Ujjwal Pradhan, the regional coordinator of the World Agroforestry Centre’s Southeast Asia Program, said the research had helped improve farmers’ incomes and also protect the environment.

‘Because their land was under-productive, many local communities were forced to utilise the neighbouring Gunung Halimun National Park, a major watershed for Jakarta, leading to environmental degradation.

‘Through intensifying vegetable production on the farmers’ own plots, without clearing any new land, benefits flowed not only to the farmers of Nanggung but downstream as well, in the form of improved water quality’, Pradhan said.


Bit by bit, East African smallholder farmers adapting to climate change

Bit by bit, East African smallholder farmers adapting to climate change

Submitted by Vanessa on 7th September 2012

Adaptation to climate change on smallholder farms is taking root, according to a

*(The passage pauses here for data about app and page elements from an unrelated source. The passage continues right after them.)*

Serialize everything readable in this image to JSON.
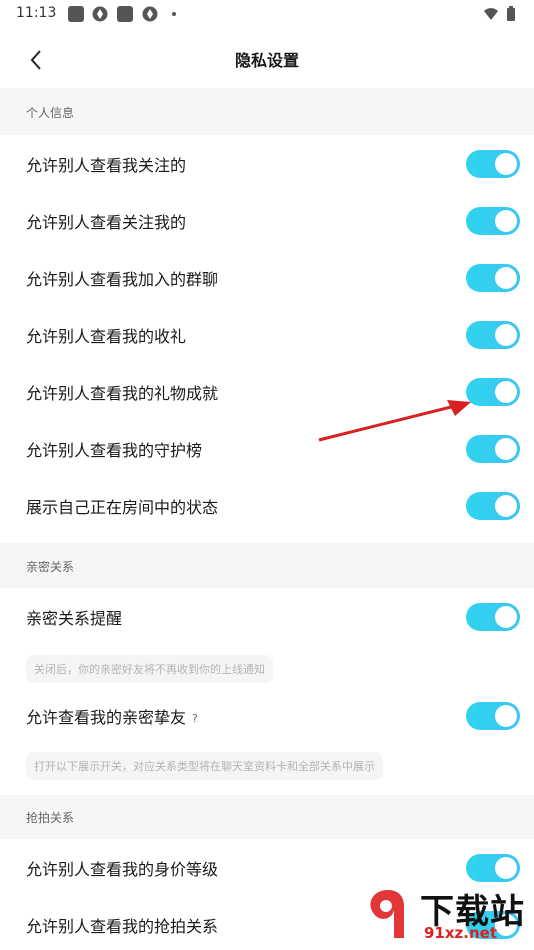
{
  "status_bar": {
    "time": "11:13"
  },
  "header": {
    "title": "隐私设置"
  },
  "sections": {
    "personal": {
      "title": "个人信息",
      "items": [
        {
          "label": "允许别人查看我关注的",
          "enabled": true
        },
        {
          "label": "允许别人查看关注我的",
          "enabled": true
        },
        {
          "label": "允许别人查看我加入的群聊",
          "enabled": true
        },
        {
          "label": "允许别人查看我的收礼",
          "enabled": true
        },
        {
          "label": "允许别人查看我的礼物成就",
          "enabled": true
        },
        {
          "label": "允许别人查看我的守护榜",
          "enabled": true
        },
        {
          "label": "展示自己正在房间中的状态",
          "enabled": true
        }
      ]
    },
    "intimate": {
      "title": "亲密关系",
      "items": [
        {
          "label": "亲密关系提醒",
          "enabled": true
        },
        {
          "label": "允许查看我的亲密挚友",
          "enabled": true,
          "help": "?"
        }
      ],
      "hints": [
        "关闭后，你的亲密好友将不再收到你的上线通知",
        "打开以下展示开关，对应关系类型将在聊天室资料卡和全部关系中展示"
      ]
    },
    "grab": {
      "title": "抢拍关系",
      "items": [
        {
          "label": "允许别人查看我的身价等级",
          "enabled": true
        },
        {
          "label": "允许别人查看我的抢拍关系",
          "enabled": true
        }
      ]
    }
  },
  "watermark": {
    "line1": "下载站",
    "line2": "91xz.net"
  },
  "colors": {
    "toggle_on": "#33cfef",
    "section_bg": "#f5f6f7",
    "arrow": "#d92020"
  }
}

Farmers worldwide have always faced challenges related to weather variability, and have necessarily adapted their farming practises in order to survive. But as variability increases to to climate change, and rainfall patterns and average temperatures shift dramatically, farmers may need to change more rapidly and in unexpected ways.

The CGIAR Research Program on Climate Change, Agriculture and Food Security (CCAFS) led an extensive survey of farmers at sites across East Africa, to discover what kind of changes farmers have already made to deal with variability. The goal was to understand what kind of changes are possible in the future, and what compels farmers to make these changes, in order to deal with climate change.

The results of the survey, which were published in the journal Food Security, found that many smallholders have started to embrace climate-resilient farming approaches and technologies. These include strategies that improve crop production such as using improved seed varieties, agroforestry and intercropping, and better livestock management. But many farming approaches, the kind that would actually transform the way smallholders farm, have yet to be adopted. The infographic here illustrates what has, and has not, been commonly adopted.

The researchers also found a link between farmers’ food insecurity and adoption of climate-adapted approaches. The least food-secure households are also those the least likely to innovate. But it’s unclear whether one causes the other or whether they are mutually-reinforcing.

“It stands to reason that households struggling to feed their families throughout the year are not in a good position to invest in new practices that include higher costs and risks,” said Patti Kristjanson, a researcher “Yet not adapting is certainly contributing to food insecurity. Food insecurity means lower adaptive capacity to deal with all kinds of change.”

“So it is critical that we learn more about both the factors that enable and facilitate innovation, and how to lower the often hidden costs and barriers associated with changing agricultural practices,” she added.

Click here to read more on CCAFs blog

Kenya: Resource-saving Agriculture

“Living with the Trees of Life:” Innovative Solutions to Solve the Food Crisis

Dr. Roger Leakey, an expert in tropical agroforestry, recently published a new book titled, Living with the Trees of Life, Towards the Transformation of Tropical Agriculture. A mixture of personal narrative and scientific research, Living with the Trees of Life presents a roadmap of simple and inexpensive solutions to hunger and poverty. The world’s population will reach 9 billion by 2050; with 1 billion people currently malnourished and another billion overweight or obese, the global system of food production would benefit from solutions like the ones proposed by Dr. Leakey.

In his book, Dr. Leakey explores a particularly promising innovation—agroforestry. Agroforestry consists of a wide range of practices that integrate trees in farming systems.

Click here to read more.

Australia backs Trees-For-Food campaign